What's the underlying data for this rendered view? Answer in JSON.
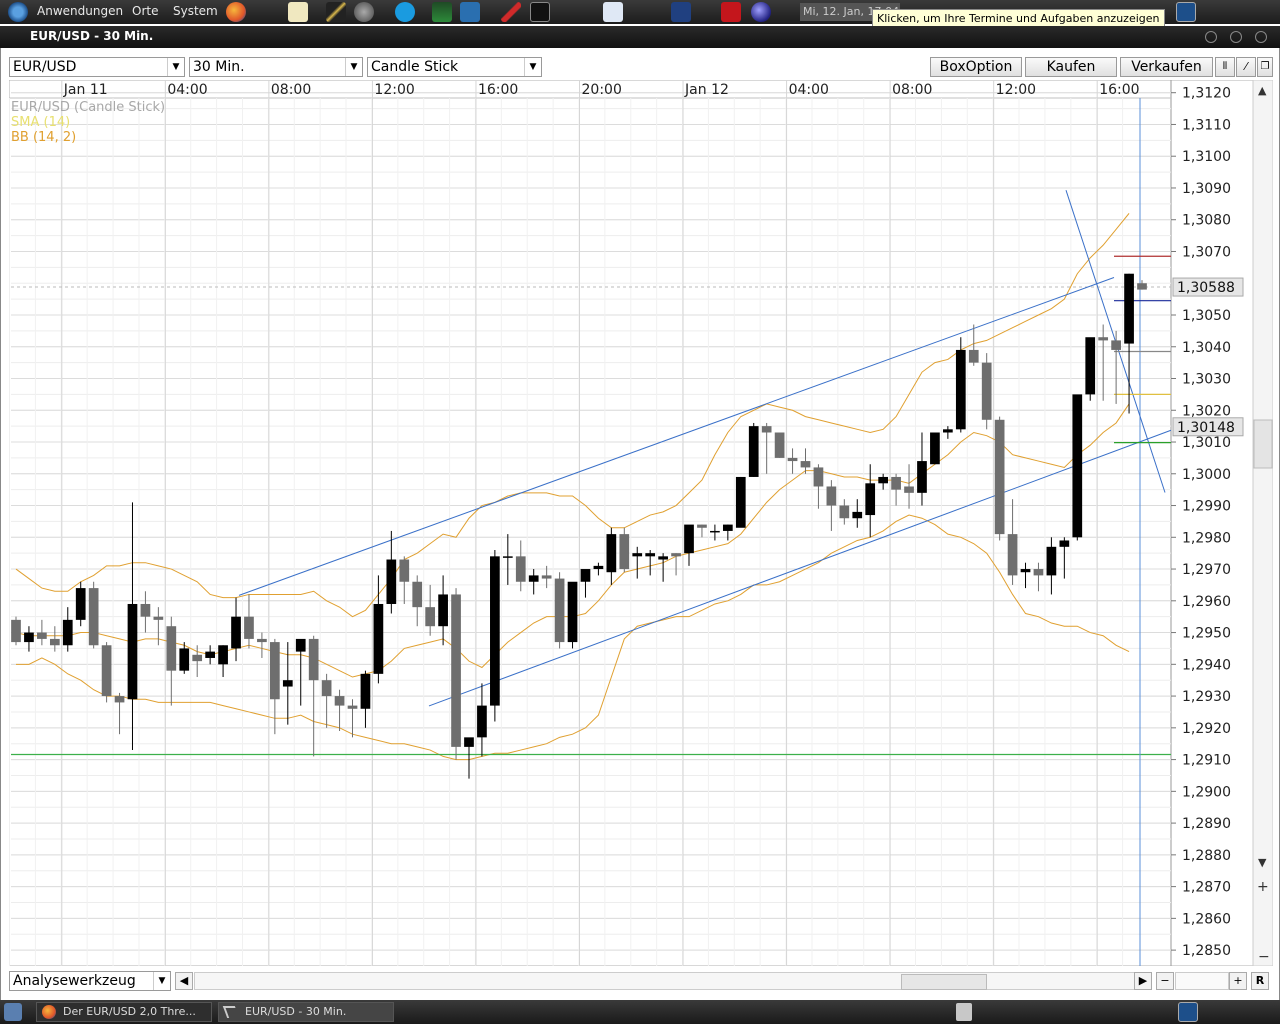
{
  "topbar": {
    "menus": [
      "Anwendungen",
      "Orte",
      "System"
    ],
    "clock": "Mi, 12. Jan, 17:04",
    "tooltip": "Klicken, um Ihre Termine und Aufgaben anzuzeigen"
  },
  "window": {
    "title": "EUR/USD - 30 Min."
  },
  "toolbar": {
    "symbol": "EUR/USD",
    "interval": "30 Min.",
    "chart_type": "Candle Stick",
    "box_option": "BoxOption",
    "buy": "Kaufen",
    "sell": "Verkaufen"
  },
  "bottombar": {
    "analysis_tool": "Analysewerkzeug",
    "reset": "R"
  },
  "taskbar": {
    "tasks": [
      "Der EUR/USD 2,0 Thre...",
      "EUR/USD - 30 Min."
    ]
  },
  "colors": {
    "sma": "#e8e070",
    "bb": "#e0a030",
    "trendline": "#3a70c8",
    "bull": "#000000",
    "bear": "#6e6e6e"
  },
  "chart_data": {
    "type": "candlestick",
    "legend": [
      "EUR/USD (Candle Stick)",
      "SMA (14)",
      "BB (14, 2)"
    ],
    "x_ticks": [
      "Jan 11",
      "04:00",
      "08:00",
      "12:00",
      "16:00",
      "20:00",
      "Jan 12",
      "04:00",
      "08:00",
      "12:00",
      "16:00"
    ],
    "y_ticks": [
      "1,3120",
      "1,3110",
      "1,3100",
      "1,3090",
      "1,3080",
      "1,3070",
      "1,3050",
      "1,3040",
      "1,3030",
      "1,3020",
      "1,3010",
      "1,3000",
      "1,2990",
      "1,2980",
      "1,2970",
      "1,2960",
      "1,2950",
      "1,2940",
      "1,2930",
      "1,2920",
      "1,2910",
      "1,2900",
      "1,2890",
      "1,2880",
      "1,2870",
      "1,2860",
      "1,2850"
    ],
    "y_range": [
      1.2845,
      1.3124
    ],
    "price_labels": [
      "1,30588",
      "1,30148"
    ],
    "candles": [
      [
        1.2954,
        1.2955,
        1.2946,
        1.2947
      ],
      [
        1.2947,
        1.2952,
        1.2944,
        1.295
      ],
      [
        1.295,
        1.2954,
        1.2946,
        1.2948
      ],
      [
        1.2948,
        1.2952,
        1.2944,
        1.2946
      ],
      [
        1.2946,
        1.2958,
        1.2944,
        1.2954
      ],
      [
        1.2954,
        1.2966,
        1.2952,
        1.2964
      ],
      [
        1.2964,
        1.2966,
        1.2945,
        1.2946
      ],
      [
        1.2946,
        1.2947,
        1.2928,
        1.293
      ],
      [
        1.293,
        1.2931,
        1.2918,
        1.2928
      ],
      [
        1.2929,
        1.2991,
        1.2913,
        1.2959
      ],
      [
        1.2959,
        1.2963,
        1.295,
        1.2955
      ],
      [
        1.2955,
        1.2958,
        1.2946,
        1.2954
      ],
      [
        1.2952,
        1.2955,
        1.2927,
        1.2938
      ],
      [
        1.2938,
        1.2947,
        1.2937,
        1.2945
      ],
      [
        1.2943,
        1.2946,
        1.2936,
        1.2941
      ],
      [
        1.2942,
        1.2946,
        1.294,
        1.2944
      ],
      [
        1.294,
        1.2946,
        1.2936,
        1.2946
      ],
      [
        1.2945,
        1.2961,
        1.2941,
        1.2955
      ],
      [
        1.2955,
        1.2962,
        1.2945,
        1.2948
      ],
      [
        1.2948,
        1.295,
        1.2942,
        1.2947
      ],
      [
        1.2947,
        1.2948,
        1.2918,
        1.2929
      ],
      [
        1.2933,
        1.2947,
        1.2921,
        1.2935
      ],
      [
        1.2944,
        1.2947,
        1.2927,
        1.2948
      ],
      [
        1.2948,
        1.2949,
        1.2911,
        1.2935
      ],
      [
        1.2935,
        1.2937,
        1.292,
        1.293
      ],
      [
        1.293,
        1.2932,
        1.2919,
        1.2927
      ],
      [
        1.2927,
        1.2929,
        1.2917,
        1.2926
      ],
      [
        1.2926,
        1.2938,
        1.292,
        1.2937
      ],
      [
        1.2937,
        1.2968,
        1.2934,
        1.2959
      ],
      [
        1.2959,
        1.2982,
        1.2956,
        1.2973
      ],
      [
        1.2973,
        1.2974,
        1.2959,
        1.2966
      ],
      [
        1.2966,
        1.2968,
        1.2952,
        1.2958
      ],
      [
        1.2958,
        1.2965,
        1.2949,
        1.2952
      ],
      [
        1.2952,
        1.2968,
        1.2946,
        1.2962
      ],
      [
        1.2962,
        1.2964,
        1.291,
        1.2914
      ],
      [
        1.2914,
        1.2916,
        1.2904,
        1.2917
      ],
      [
        1.2917,
        1.2934,
        1.2911,
        1.2927
      ],
      [
        1.2927,
        1.2976,
        1.2922,
        1.2974
      ],
      [
        1.2974,
        1.2981,
        1.2965,
        1.2974
      ],
      [
        1.2974,
        1.2979,
        1.2963,
        1.2966
      ],
      [
        1.2966,
        1.297,
        1.2962,
        1.2968
      ],
      [
        1.2968,
        1.2971,
        1.2964,
        1.2967
      ],
      [
        1.2967,
        1.2969,
        1.2945,
        1.2947
      ],
      [
        1.2947,
        1.2948,
        1.2945,
        1.2966
      ],
      [
        1.2966,
        1.2969,
        1.2961,
        1.297
      ],
      [
        1.297,
        1.2972,
        1.2968,
        1.2971
      ],
      [
        1.2969,
        1.2983,
        1.2965,
        1.2981
      ],
      [
        1.2981,
        1.2983,
        1.2969,
        1.297
      ],
      [
        1.2974,
        1.2977,
        1.2967,
        1.2975
      ],
      [
        1.2974,
        1.2976,
        1.2968,
        1.2975
      ],
      [
        1.2973,
        1.2975,
        1.2966,
        1.2974
      ],
      [
        1.2975,
        1.2975,
        1.2968,
        1.2974
      ],
      [
        1.2975,
        1.2983,
        1.2971,
        1.2984
      ],
      [
        1.2984,
        1.2984,
        1.298,
        1.2983
      ],
      [
        1.2982,
        1.2984,
        1.2979,
        1.2982
      ],
      [
        1.2982,
        1.2984,
        1.2979,
        1.2984
      ],
      [
        1.2983,
        1.2999,
        1.2984,
        1.2999
      ],
      [
        1.2999,
        1.3016,
        1.2999,
        1.3015
      ],
      [
        1.3015,
        1.3016,
        1.3,
        1.3013
      ],
      [
        1.3013,
        1.3013,
        1.3005,
        1.3005
      ],
      [
        1.3005,
        1.3008,
        1.3,
        1.3004
      ],
      [
        1.3004,
        1.3008,
        1.3,
        1.3002
      ],
      [
        1.3002,
        1.3003,
        1.2989,
        1.2996
      ],
      [
        1.2996,
        1.2998,
        1.2982,
        1.299
      ],
      [
        1.299,
        1.2992,
        1.2984,
        1.2986
      ],
      [
        1.2986,
        1.2992,
        1.2983,
        1.2988
      ],
      [
        1.2987,
        1.3003,
        1.298,
        1.2997
      ],
      [
        1.2997,
        1.3,
        1.2995,
        1.2999
      ],
      [
        1.2999,
        1.3,
        1.299,
        1.2995
      ],
      [
        1.2996,
        1.3003,
        1.2989,
        1.2994
      ],
      [
        1.2994,
        1.3013,
        1.299,
        1.3004
      ],
      [
        1.3003,
        1.3013,
        1.3003,
        1.3013
      ],
      [
        1.3013,
        1.3015,
        1.3011,
        1.3014
      ],
      [
        1.3014,
        1.3043,
        1.3013,
        1.3039
      ],
      [
        1.3039,
        1.3047,
        1.3034,
        1.3035
      ],
      [
        1.3035,
        1.3038,
        1.3014,
        1.3017
      ],
      [
        1.3017,
        1.3018,
        1.2979,
        1.2981
      ],
      [
        1.2981,
        1.2992,
        1.2965,
        1.2968
      ],
      [
        1.2969,
        1.2972,
        1.2964,
        1.297
      ],
      [
        1.297,
        1.2972,
        1.2963,
        1.2968
      ],
      [
        1.2968,
        1.298,
        1.2962,
        1.2977
      ],
      [
        1.2977,
        1.298,
        1.2967,
        1.2979
      ],
      [
        1.298,
        1.3017,
        1.2979,
        1.3025
      ],
      [
        1.3025,
        1.3042,
        1.3023,
        1.3043
      ],
      [
        1.3043,
        1.3047,
        1.3023,
        1.3042
      ],
      [
        1.3042,
        1.3045,
        1.3022,
        1.3039
      ],
      [
        1.3041,
        1.3063,
        1.3019,
        1.3063
      ],
      [
        1.306,
        1.3061,
        1.3058,
        1.3058
      ]
    ],
    "sma": [
      1.295,
      1.2949,
      1.2949,
      1.2949,
      1.2949,
      1.295,
      1.295,
      1.2949,
      1.2948,
      1.2947,
      1.2948,
      1.2948,
      1.2947,
      1.2946,
      1.2944,
      1.2943,
      1.2944,
      1.2945,
      1.2946,
      1.2945,
      1.2944,
      1.2943,
      1.2943,
      1.2942,
      1.294,
      1.2938,
      1.2936,
      1.2937,
      1.2938,
      1.2941,
      1.2945,
      1.2946,
      1.2947,
      1.2948,
      1.2945,
      1.2941,
      1.2939,
      1.2943,
      1.2947,
      1.295,
      1.2953,
      1.2955,
      1.2955,
      1.2955,
      1.2956,
      1.296,
      1.2965,
      1.2969,
      1.297,
      1.2971,
      1.2972,
      1.2974,
      1.2975,
      1.2976,
      1.2977,
      1.2978,
      1.2981,
      1.2986,
      1.2991,
      1.2995,
      1.2998,
      1.3001,
      1.3001,
      1.3,
      1.2999,
      1.2999,
      1.2998,
      1.2998,
      1.2998,
      1.2997,
      1.3,
      1.3003,
      1.3006,
      1.301,
      1.3013,
      1.3012,
      1.301,
      1.3006,
      1.3005,
      1.3004,
      1.3003,
      1.3002,
      1.3006,
      1.3009,
      1.3013,
      1.3016,
      1.3022
    ],
    "bb_upper": [
      1.297,
      1.2967,
      1.2964,
      1.2963,
      1.2963,
      1.2966,
      1.2968,
      1.2971,
      1.2971,
      1.2972,
      1.2972,
      1.2971,
      1.297,
      1.2968,
      1.2966,
      1.2962,
      1.2961,
      1.2961,
      1.2962,
      1.2962,
      1.2962,
      1.2962,
      1.2962,
      1.2963,
      1.296,
      1.2958,
      1.2955,
      1.2957,
      1.2962,
      1.2967,
      1.2973,
      1.2975,
      1.2978,
      1.2981,
      1.298,
      1.2986,
      1.299,
      1.2991,
      1.2993,
      1.2994,
      1.2994,
      1.2994,
      1.2993,
      1.2993,
      1.299,
      1.2986,
      1.2983,
      1.2983,
      1.2985,
      1.2987,
      1.2988,
      1.299,
      1.2994,
      1.2998,
      1.3006,
      1.3013,
      1.3018,
      1.302,
      1.3022,
      1.3021,
      1.302,
      1.3018,
      1.3017,
      1.3016,
      1.3015,
      1.3014,
      1.3013,
      1.3014,
      1.3018,
      1.3025,
      1.3032,
      1.3035,
      1.3036,
      1.3039,
      1.3041,
      1.3042,
      1.3044,
      1.3046,
      1.3048,
      1.305,
      1.3052,
      1.3055,
      1.3063,
      1.3068,
      1.3072,
      1.3077,
      1.3082
    ],
    "bb_lower": [
      1.294,
      1.294,
      1.2942,
      1.294,
      1.2937,
      1.2935,
      1.2932,
      1.293,
      1.293,
      1.2929,
      1.2929,
      1.2928,
      1.2928,
      1.2928,
      1.2928,
      1.2928,
      1.2927,
      1.2926,
      1.2925,
      1.2924,
      1.2923,
      1.2923,
      1.2924,
      1.2922,
      1.2921,
      1.292,
      1.2918,
      1.2917,
      1.2916,
      1.2915,
      1.2915,
      1.2914,
      1.2913,
      1.2911,
      1.291,
      1.291,
      1.2911,
      1.2912,
      1.2912,
      1.2913,
      1.2914,
      1.2915,
      1.2917,
      1.2918,
      1.292,
      1.2924,
      1.2936,
      1.2948,
      1.2952,
      1.2953,
      1.2954,
      1.2955,
      1.2955,
      1.2957,
      1.2959,
      1.296,
      1.2962,
      1.2965,
      1.2965,
      1.2966,
      1.2968,
      1.297,
      1.2972,
      1.2975,
      1.2977,
      1.2979,
      1.298,
      1.2982,
      1.2985,
      1.2987,
      1.2986,
      1.2984,
      1.2981,
      1.298,
      1.2978,
      1.2975,
      1.2969,
      1.2962,
      1.2956,
      1.2955,
      1.2953,
      1.2952,
      1.2952,
      1.295,
      1.2949,
      1.2946,
      1.2944
    ]
  }
}
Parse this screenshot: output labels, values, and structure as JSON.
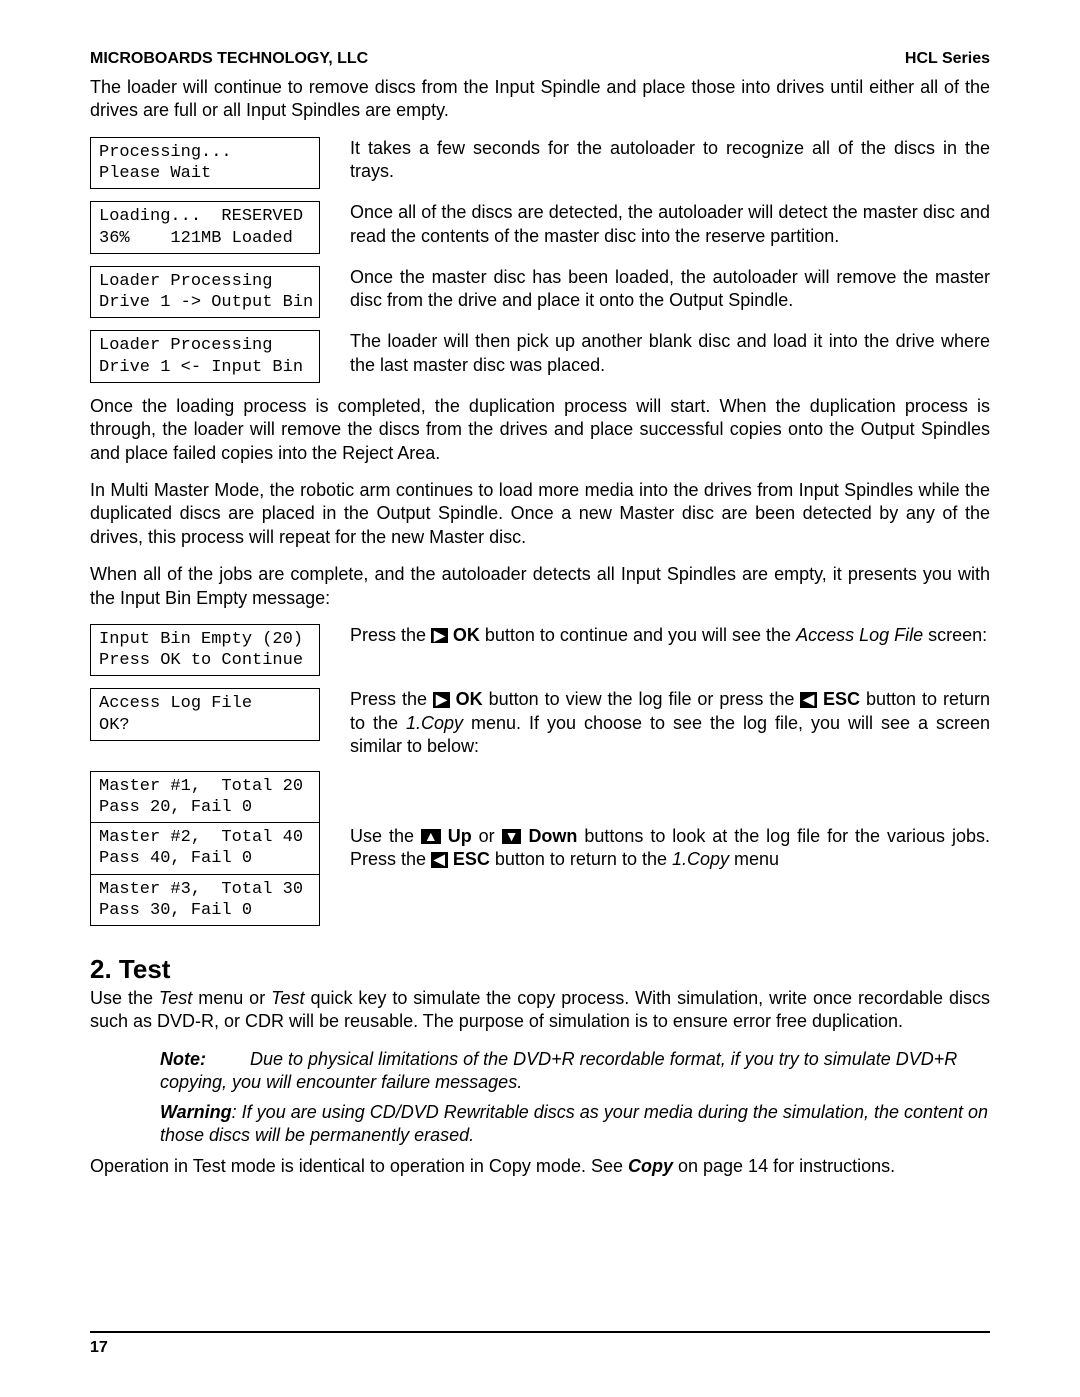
{
  "header": {
    "left": "MICROBOARDS TECHNOLOGY, LLC",
    "right": "HCL Series"
  },
  "intro": "The loader will continue to remove discs from the Input Spindle and place those into drives until either all of the drives are full or all Input Spindles are empty.",
  "block1": {
    "lcd": "Processing...\nPlease Wait",
    "desc": "It takes a few seconds for the autoloader to recognize all of the discs in the trays."
  },
  "block2": {
    "lcd": "Loading...  RESERVED\n36%    121MB Loaded",
    "desc": "Once all of the discs are detected, the autoloader will detect the master disc and read the contents of the master disc into the reserve partition."
  },
  "block3": {
    "lcd": "Loader Processing\nDrive 1 -> Output Bin",
    "desc": "Once the master disc has been loaded, the autoloader will remove the master disc from the drive and place it onto the Output Spindle."
  },
  "block4": {
    "lcd": "Loader Processing\nDrive 1 <- Input Bin",
    "desc": "The loader will then pick up another blank disc and load it into the drive where the last master disc was placed."
  },
  "para1": "Once the loading process is completed, the duplication process will start. When the duplication process is through, the loader will remove the discs from the drives and place successful copies onto the Output Spindles and place failed copies into the Reject Area.",
  "para2": "In Multi Master Mode, the robotic arm continues to load more media into the drives from Input Spindles while the duplicated discs are placed in the Output Spindle. Once a new Master disc are been detected by any of the drives, this process will repeat for the new Master disc.",
  "para3": "When all of the jobs are complete, and the autoloader detects all Input Spindles are empty, it presents you with the Input Bin Empty message:",
  "block5": {
    "lcd": "Input Bin Empty (20)\nPress OK to Continue",
    "desc_a": "Press the ",
    "ok_btn": "OK",
    "desc_b": " button to continue and you will see the ",
    "italic1": "Access Log File",
    "desc_c": " screen:"
  },
  "block6": {
    "lcd": "Access Log File\nOK?",
    "d1": "Press the ",
    "d2": " button to view the log file or press the ",
    "esc_btn": "ESC",
    "d3": " button to return to the ",
    "italic1": "1.Copy",
    "d4": " menu. If you choose to see the log file, you will see a screen similar to below:"
  },
  "block7": {
    "lcd1": "Master #1,  Total 20\nPass 20, Fail 0",
    "lcd2": "Master #2,  Total 40\nPass 40, Fail 0",
    "lcd3": "Master #3,  Total 30\nPass 30, Fail 0",
    "d1": "Use the ",
    "up_btn": "Up",
    "d2": " or ",
    "down_btn": "Down",
    "d3": " buttons to look at the log file for the various jobs. Press the ",
    "d4": " button to return to the ",
    "italic1": "1.Copy",
    "d5": " menu"
  },
  "section2": {
    "heading": "2. Test",
    "p1a": "Use the ",
    "p1i1": "Test",
    "p1b": " menu or ",
    "p1i2": "Test",
    "p1c": " quick key to simulate the copy process. With simulation, write once recordable discs such as DVD-R, or CDR will be reusable. The purpose of simulation is to ensure error free duplication.",
    "note_label": "Note:",
    "note_body": "Due to physical limitations of the DVD+R recordable format, if you try to simulate DVD+R copying, you will encounter failure messages.",
    "warn_label": "Warning",
    "warn_body": ": If you are using CD/DVD Rewritable discs as your media during the simulation, the content on those discs will be permanently erased.",
    "p2a": "Operation in Test mode is identical to operation in Copy mode. See ",
    "p2b": "Copy",
    "p2c": " on page 14 for instructions."
  },
  "page_number": "17"
}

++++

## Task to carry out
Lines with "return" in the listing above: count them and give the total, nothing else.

## Task solution
2